> [Action item]
From the first record through the last, copy each one exactly.

> [Available records]
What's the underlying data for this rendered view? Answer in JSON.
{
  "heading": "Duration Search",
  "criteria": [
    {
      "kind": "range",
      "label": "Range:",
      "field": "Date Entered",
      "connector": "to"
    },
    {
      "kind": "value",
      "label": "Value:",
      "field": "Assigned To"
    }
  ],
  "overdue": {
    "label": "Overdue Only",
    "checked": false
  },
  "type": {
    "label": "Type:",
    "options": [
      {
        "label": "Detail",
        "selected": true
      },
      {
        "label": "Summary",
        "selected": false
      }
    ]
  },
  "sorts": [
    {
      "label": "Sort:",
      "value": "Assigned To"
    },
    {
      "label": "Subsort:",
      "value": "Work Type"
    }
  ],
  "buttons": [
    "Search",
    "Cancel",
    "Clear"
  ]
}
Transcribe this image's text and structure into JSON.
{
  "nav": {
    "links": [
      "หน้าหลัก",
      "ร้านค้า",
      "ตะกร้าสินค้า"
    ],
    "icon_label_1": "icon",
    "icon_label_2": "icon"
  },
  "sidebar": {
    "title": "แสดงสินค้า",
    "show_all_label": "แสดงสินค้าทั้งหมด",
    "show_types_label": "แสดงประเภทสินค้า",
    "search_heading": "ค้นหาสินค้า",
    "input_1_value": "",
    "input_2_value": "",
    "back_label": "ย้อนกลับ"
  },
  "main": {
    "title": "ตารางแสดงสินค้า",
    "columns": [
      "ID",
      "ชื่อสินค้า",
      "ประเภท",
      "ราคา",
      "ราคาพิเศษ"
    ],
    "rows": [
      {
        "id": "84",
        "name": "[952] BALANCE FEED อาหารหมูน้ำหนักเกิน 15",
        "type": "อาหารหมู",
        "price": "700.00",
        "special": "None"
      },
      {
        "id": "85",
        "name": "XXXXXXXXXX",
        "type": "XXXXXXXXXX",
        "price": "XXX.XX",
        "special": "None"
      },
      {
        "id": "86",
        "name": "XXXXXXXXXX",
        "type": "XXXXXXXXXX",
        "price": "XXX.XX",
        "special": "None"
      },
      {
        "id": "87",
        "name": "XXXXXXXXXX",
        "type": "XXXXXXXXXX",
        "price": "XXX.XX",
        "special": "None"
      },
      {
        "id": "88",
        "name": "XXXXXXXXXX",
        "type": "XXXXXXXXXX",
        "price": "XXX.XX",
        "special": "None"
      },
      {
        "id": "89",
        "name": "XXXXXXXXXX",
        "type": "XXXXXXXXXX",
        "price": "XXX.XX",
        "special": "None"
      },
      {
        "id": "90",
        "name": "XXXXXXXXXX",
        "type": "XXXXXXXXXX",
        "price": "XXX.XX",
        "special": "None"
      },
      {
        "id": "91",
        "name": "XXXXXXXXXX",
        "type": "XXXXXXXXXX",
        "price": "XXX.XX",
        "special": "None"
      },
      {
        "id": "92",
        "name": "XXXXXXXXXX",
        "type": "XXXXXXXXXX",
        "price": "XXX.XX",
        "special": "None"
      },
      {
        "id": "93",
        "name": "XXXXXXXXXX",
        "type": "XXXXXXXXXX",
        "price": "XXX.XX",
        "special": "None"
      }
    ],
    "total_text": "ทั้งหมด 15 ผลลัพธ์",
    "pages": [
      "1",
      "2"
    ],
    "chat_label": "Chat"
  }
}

> [Solution below]
What's the underlying data for this rendered view? Answer in JSON.
{
  "heading": "Duration Search",
  "criteria": [
    {
      "kind": "range",
      "label": "Range:",
      "field": "Date Entered",
      "connector": "to"
    },
    {
      "kind": "value",
      "label": "Value:",
      "field": "Assigned To"
    }
  ],
  "overdue": {
    "label": "Overdue Only",
    "checked": false
  },
  "type": {
    "label": "Type:",
    "options": [
      {
        "label": "Detail",
        "selected": true
      },
      {
        "label": "Summary",
        "selected": false
      }
    ]
  },
  "sorts": [
    {
      "label": "Sort:",
      "value": "Assigned To"
    },
    {
      "label": "Subsort:",
      "value": "Work Type"
    }
  ],
  "buttons": [
    "Search",
    "Cancel",
    "Clear"
  ]
}
Transcribe this image's text and structure into JSON.
{
  "nav": {
    "links": [
      "หน้าหลัก",
      "ร้านค้า",
      "ตะกร้าสินค้า"
    ],
    "icon_label_1": "icon",
    "icon_label_2": "icon"
  },
  "sidebar": {
    "title": "แสดงสินค้า",
    "show_all_label": "แสดงสินค้าทั้งหมด",
    "show_types_label": "แสดงประเภทสินค้า",
    "search_heading": "ค้นหาสินค้า",
    "input_1_value": "",
    "input_2_value": "",
    "back_label": "ย้อนกลับ"
  },
  "main": {
    "title": "ตารางแสดงสินค้า",
    "columns": [
      "ID",
      "ชื่อสินค้า",
      "ประเภท",
      "ราคา",
      "ราคาพิเศษ"
    ],
    "rows": [
      {
        "id": "84",
        "name": "[952] BALANCE FEED อาหารหมูน้ำหนักเกิน 15",
        "type": "อาหารหมู",
        "price": "700.00",
        "special": "None"
      },
      {
        "id": "85",
        "name": "XXXXXXXXXX",
        "type": "XXXXXXXXXX",
        "price": "XXX.XX",
        "special": "None"
      },
      {
        "id": "86",
        "name": "XXXXXXXXXX",
        "type": "XXXXXXXXXX",
        "price": "XXX.XX",
        "special": "None"
      },
      {
        "id": "87",
        "name": "XXXXXXXXXX",
        "type": "XXXXXXXXXX",
        "price": "XXX.XX",
        "special": "None"
      },
      {
        "id": "88",
        "name": "XXXXXXXXXX",
        "type": "XXXXXXXXXX",
        "price": "XXX.XX",
        "special": "None"
      },
      {
        "id": "89",
        "name": "XXXXXXXXXX",
        "type": "XXXXXXXXXX",
        "price": "XXX.XX",
        "special": "None"
      },
      {
        "id": "90",
        "name": "XXXXXXXXXX",
        "type": "XXXXXXXXXX",
        "price": "XXX.XX",
        "special": "None"
      },
      {
        "id": "91",
        "name": "XXXXXXXXXX",
        "type": "XXXXXXXXXX",
        "price": "XXX.XX",
        "special": "None"
      },
      {
        "id": "92",
        "name": "XXXXXXXXXX",
        "type": "XXXXXXXXXX",
        "price": "XXX.XX",
        "special": "None"
      },
      {
        "id": "93",
        "name": "XXXXXXXXXX",
        "type": "XXXXXXXXXX",
        "price": "XXX.XX",
        "special": "None"
      }
    ],
    "total_text": "ทั้งหมด 15 ผลลัพธ์",
    "pages": [
      "1",
      "2"
    ],
    "chat_label": "Chat"
  }
}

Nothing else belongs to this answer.